For this purpose a hornet-nest was reserved and the ‘Siampipa’ (the Priest) used a red rooster and a pot of ‘Zu’ for the sacrificial rite to the hornet, which was presumed to be able to foretell the future. The cock was killed and the flesh being cut into pieces and offered to the hornets. Blowing a mouthful of ‘Zu’ by ‘Siampipa’ towards the nest with some incantations followed this. The hornet-nest was burned and removed from the post to be examined by ‘Siampi’ who made a careful observation of clusters of larvae on the flat surface of the hives. In this manner he could predict the probable happening to the village in the offing. Concerning this there was a famous song;
- a) Kah lo nawl a khuai aw e, sim ngal tun aw, nang in kum khua nah thei aa ken dong.
- b) Nang in kum khua nah thei a ken dong, ning zu a ken dong, ai sa a ken dong.
Meaning: You hornet that built your nest in close proximity to my farm. As you know the portent of the future I here with offer you the meat and liquor for telling the truth.
In olden day, this song was in vogue to the Zomi Animism and during the Khuado it become one of the most popular songs being sung by those revelers dancing in circle. Other two songs of the Khuado are;
- a) Do na lingling, do na ling ling e, gual in kum khua do na ling ling e.
- b) Gual in kum khua do na ling ling e, do han ah nau bang ka kap hi e.
Meaning: All villagers are in full swing celebrating the Khuado festival, whereas, I am mourning for the dead in the sepulcher.
- a) Ka lo veng ten a kah hawh kalin, tulit in kah tang han tuah sak e.
- b) Git aw e, va aw e, ka cih kal in, ah vui lian pen pen han tuah sak e.
Meaning: While paying a visit to my neighbor next to my farm some sparrows were fetching out the ears of the millet. Despite my bawling to the birds the biggest of the millet ears was flown away.
The difference between Lawm-an-nek and Khuado is that in the former, there is no dancing except when ‘Sawng’ is celebrated during the festival.

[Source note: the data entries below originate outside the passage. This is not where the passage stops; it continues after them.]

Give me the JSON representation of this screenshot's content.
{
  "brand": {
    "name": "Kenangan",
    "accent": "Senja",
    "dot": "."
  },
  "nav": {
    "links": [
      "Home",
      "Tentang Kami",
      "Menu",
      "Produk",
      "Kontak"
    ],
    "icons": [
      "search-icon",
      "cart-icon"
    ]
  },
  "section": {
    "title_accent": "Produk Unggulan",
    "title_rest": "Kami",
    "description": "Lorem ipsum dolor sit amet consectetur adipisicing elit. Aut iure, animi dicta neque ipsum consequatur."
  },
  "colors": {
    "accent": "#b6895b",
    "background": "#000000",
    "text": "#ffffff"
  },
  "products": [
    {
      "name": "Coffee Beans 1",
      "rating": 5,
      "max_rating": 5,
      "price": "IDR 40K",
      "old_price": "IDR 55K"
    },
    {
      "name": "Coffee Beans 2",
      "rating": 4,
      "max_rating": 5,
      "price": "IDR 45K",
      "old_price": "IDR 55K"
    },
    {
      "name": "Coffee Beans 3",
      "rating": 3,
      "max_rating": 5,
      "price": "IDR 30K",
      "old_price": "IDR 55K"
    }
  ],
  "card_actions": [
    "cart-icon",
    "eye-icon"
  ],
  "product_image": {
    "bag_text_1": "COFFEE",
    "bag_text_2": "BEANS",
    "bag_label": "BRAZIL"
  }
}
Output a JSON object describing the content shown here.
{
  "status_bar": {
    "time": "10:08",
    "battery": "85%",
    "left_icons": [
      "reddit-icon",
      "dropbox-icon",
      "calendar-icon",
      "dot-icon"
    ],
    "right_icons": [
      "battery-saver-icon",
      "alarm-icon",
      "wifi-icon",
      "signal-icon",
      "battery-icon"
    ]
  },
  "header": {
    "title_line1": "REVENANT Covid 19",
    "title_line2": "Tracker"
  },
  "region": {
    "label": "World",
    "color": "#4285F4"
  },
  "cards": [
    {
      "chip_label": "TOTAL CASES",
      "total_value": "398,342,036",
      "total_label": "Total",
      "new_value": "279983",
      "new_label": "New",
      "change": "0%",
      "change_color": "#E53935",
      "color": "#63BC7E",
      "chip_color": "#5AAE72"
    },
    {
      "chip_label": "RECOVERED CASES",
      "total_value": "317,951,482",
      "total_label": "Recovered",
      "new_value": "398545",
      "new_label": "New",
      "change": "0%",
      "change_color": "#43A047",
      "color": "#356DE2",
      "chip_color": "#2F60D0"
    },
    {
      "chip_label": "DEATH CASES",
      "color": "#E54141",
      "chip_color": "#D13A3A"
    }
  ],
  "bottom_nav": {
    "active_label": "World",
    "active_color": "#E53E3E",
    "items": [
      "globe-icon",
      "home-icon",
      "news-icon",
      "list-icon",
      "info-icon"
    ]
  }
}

But, in the Khuado, dancing, is the hallmark of the festivity.